Learn About Your Water Area Before Going Out
With a few thousand people drowning every year, and about 800 of those deaths being children, it’s clear that there are some important safety issues that are being assumed. For example, depending on the type of water and the geographic factors of that area, your approach to the water should change. It’s fine to cannon ball into a clear public or private pool, but it’s dangerous to dive into what is perceived as a lake. There have been incidents of young teens diving into a ‘lake’ and finding themselves in the hospital because of spinal injuries—the ‘lake’ was actually a puddle with strong reflective qualities. Other times, children and weak swimmers are dragged under water by heavy unseen currents. Or they dive head-first into a wave and are trapped under the wave pattern, resulting in severe injury or drowning.
Keep an Adult Near and Actively Watching
Even for older teens it is helpful to keep a strong swimming adult on watch when playing around in water. Having a designated look out helps to stop issues before they have a chance to happen, and it relieves anxiety for many people. Further, keeping the designated adult within arm’s reach of children or weak swimmers, helps to foster a safe environment while they learn how to survive the water. Just make sure to change up the designated adult, since complacency comes with comfort.
If Someone Falls In, Don’t Go After Them
In movies, many people see characters jumping into water to save drowning victims. In reality, jumping in after someone puts two people at risk, and may result in two deaths. This is why there are lifeguards and professionals meant to save those who fall into water. Situations where people have fallen into water and there wasn’t anyone around to help, does not call for a movie-style save; it calls for throwing in things that float, or getting things long enough for them to reach. What’s more, is that if there is no immediate way out of the water, and there is no professional around to help if things go south—strongly reconsider swimming in that area.
Do Not go in the Water at Night
Even the most confident of swimmers are careful to enter the water at night, especially if it is open water that is dark. From nocturnal animals awakening to different water currents, the world of water is a holistically different monster than during the day. Keep children away from the water, even the water’s edge, if there is a minor chance that they won’t be watched. Further, keep in mind tides, as entire houses and vehicles have been swept out to the ocean for being in the wrong place at the wrong time. If you do consider getting into the water during the night, make sure it is in a well-lit pool, not the ocean or any other type of open water, and there are still people around to help if needed.
Make Sure Everyone Knows and Understands the Situation
It can be hard to have serious talks with family and children but ensuring that everyone knows what to do and what their role is during an emergency can help to make all the difference. A good rule of thumb is that if a child is able to swim in the water, they’re able to understand the strategy during an emergency. For example, if there is something that goes wrong, have them immediately exit the water and go to a designated meeting area if they are separated.

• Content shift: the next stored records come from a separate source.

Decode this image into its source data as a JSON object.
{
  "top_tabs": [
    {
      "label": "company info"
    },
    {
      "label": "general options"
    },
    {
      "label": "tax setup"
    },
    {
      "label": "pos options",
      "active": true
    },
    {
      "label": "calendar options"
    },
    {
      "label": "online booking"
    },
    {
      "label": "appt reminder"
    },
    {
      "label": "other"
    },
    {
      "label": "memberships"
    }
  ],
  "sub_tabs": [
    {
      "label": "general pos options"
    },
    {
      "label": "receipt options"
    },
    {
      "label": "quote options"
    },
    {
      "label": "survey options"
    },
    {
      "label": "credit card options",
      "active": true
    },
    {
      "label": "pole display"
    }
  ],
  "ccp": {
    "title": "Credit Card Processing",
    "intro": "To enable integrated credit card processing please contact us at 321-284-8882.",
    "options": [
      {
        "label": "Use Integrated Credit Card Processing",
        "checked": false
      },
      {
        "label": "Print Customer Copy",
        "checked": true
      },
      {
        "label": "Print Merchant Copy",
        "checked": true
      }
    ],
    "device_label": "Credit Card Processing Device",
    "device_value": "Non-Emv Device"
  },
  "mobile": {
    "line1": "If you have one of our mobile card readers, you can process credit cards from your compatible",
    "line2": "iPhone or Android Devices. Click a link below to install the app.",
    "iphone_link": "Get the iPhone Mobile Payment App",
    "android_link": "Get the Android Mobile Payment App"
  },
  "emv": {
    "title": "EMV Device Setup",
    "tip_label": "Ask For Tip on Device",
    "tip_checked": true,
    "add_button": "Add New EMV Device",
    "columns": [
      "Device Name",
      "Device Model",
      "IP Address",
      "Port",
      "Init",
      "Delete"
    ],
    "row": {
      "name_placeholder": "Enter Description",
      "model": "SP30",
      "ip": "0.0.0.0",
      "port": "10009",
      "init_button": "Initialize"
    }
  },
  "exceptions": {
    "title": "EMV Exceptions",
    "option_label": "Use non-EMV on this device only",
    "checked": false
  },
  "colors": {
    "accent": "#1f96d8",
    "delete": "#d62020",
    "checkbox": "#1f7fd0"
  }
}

Speak with family members and friends about what to do if there is an emergency. Adults are the path to safe water time, so making sure that the right people are where they need to be and doing their jobs is an important thing. You wouldn’t want someone unreliable watching the youngest kids, even if they were within arm’s reach. Further, make sure that keystone adults know CPR and basic medical strategies for if things become unsafe.